Records from a dataset
* * * * *

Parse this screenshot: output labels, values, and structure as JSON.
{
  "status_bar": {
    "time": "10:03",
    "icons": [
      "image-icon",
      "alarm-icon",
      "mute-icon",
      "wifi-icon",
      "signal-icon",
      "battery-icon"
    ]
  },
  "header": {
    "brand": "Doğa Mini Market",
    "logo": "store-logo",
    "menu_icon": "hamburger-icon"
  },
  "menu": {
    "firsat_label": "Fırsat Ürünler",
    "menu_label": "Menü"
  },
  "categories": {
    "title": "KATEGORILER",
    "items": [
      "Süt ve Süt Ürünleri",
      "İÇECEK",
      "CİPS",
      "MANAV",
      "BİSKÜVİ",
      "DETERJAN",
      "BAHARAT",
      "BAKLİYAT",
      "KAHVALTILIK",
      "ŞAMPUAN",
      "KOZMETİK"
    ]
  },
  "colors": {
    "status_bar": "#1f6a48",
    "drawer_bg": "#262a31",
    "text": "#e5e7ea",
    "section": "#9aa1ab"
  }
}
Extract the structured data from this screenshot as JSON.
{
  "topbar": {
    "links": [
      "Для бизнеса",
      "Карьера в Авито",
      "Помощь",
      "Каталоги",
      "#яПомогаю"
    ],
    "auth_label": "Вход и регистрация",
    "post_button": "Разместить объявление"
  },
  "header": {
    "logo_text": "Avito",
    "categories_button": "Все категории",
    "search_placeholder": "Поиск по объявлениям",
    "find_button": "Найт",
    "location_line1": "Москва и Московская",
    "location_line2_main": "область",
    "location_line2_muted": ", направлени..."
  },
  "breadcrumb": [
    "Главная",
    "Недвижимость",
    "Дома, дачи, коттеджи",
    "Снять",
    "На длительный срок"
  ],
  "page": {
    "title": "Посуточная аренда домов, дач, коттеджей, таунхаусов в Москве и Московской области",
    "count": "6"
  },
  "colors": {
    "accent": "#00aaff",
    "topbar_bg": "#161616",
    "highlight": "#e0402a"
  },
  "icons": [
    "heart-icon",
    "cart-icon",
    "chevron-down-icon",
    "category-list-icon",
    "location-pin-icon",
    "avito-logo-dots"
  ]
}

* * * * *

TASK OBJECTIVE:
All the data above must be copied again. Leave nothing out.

COMPLETED EXERCISE:
Parse this screenshot: output labels, values, and structure as JSON.
{
  "status_bar": {
    "time": "10:03",
    "icons": [
      "image-icon",
      "alarm-icon",
      "mute-icon",
      "wifi-icon",
      "signal-icon",
      "battery-icon"
    ]
  },
  "header": {
    "brand": "Doğa Mini Market",
    "logo": "store-logo",
    "menu_icon": "hamburger-icon"
  },
  "menu": {
    "firsat_label": "Fırsat Ürünler",
    "menu_label": "Menü"
  },
  "categories": {
    "title": "KATEGORILER",
    "items": [
      "Süt ve Süt Ürünleri",
      "İÇECEK",
      "CİPS",
      "MANAV",
      "BİSKÜVİ",
      "DETERJAN",
      "BAHARAT",
      "BAKLİYAT",
      "KAHVALTILIK",
      "ŞAMPUAN",
      "KOZMETİK"
    ]
  },
  "colors": {
    "status_bar": "#1f6a48",
    "drawer_bg": "#262a31",
    "text": "#e5e7ea",
    "section": "#9aa1ab"
  }
}
Extract the structured data from this screenshot as JSON.
{
  "topbar": {
    "links": [
      "Для бизнеса",
      "Карьера в Авито",
      "Помощь",
      "Каталоги",
      "#яПомогаю"
    ],
    "auth_label": "Вход и регистрация",
    "post_button": "Разместить объявление"
  },
  "header": {
    "logo_text": "Avito",
    "categories_button": "Все категории",
    "search_placeholder": "Поиск по объявлениям",
    "find_button": "Найт",
    "location_line1": "Москва и Московская",
    "location_line2_main": "область",
    "location_line2_muted": ", направлени..."
  },
  "breadcrumb": [
    "Главная",
    "Недвижимость",
    "Дома, дачи, коттеджи",
    "Снять",
    "На длительный срок"
  ],
  "page": {
    "title": "Посуточная аренда домов, дач, коттеджей, таунхаусов в Москве и Московской области",
    "count": "6"
  },
  "colors": {
    "accent": "#00aaff",
    "topbar_bg": "#161616",
    "highlight": "#e0402a"
  },
  "icons": [
    "heart-icon",
    "cart-icon",
    "chevron-down-icon",
    "category-list-icon",
    "location-pin-icon",
    "avito-logo-dots"
  ]
}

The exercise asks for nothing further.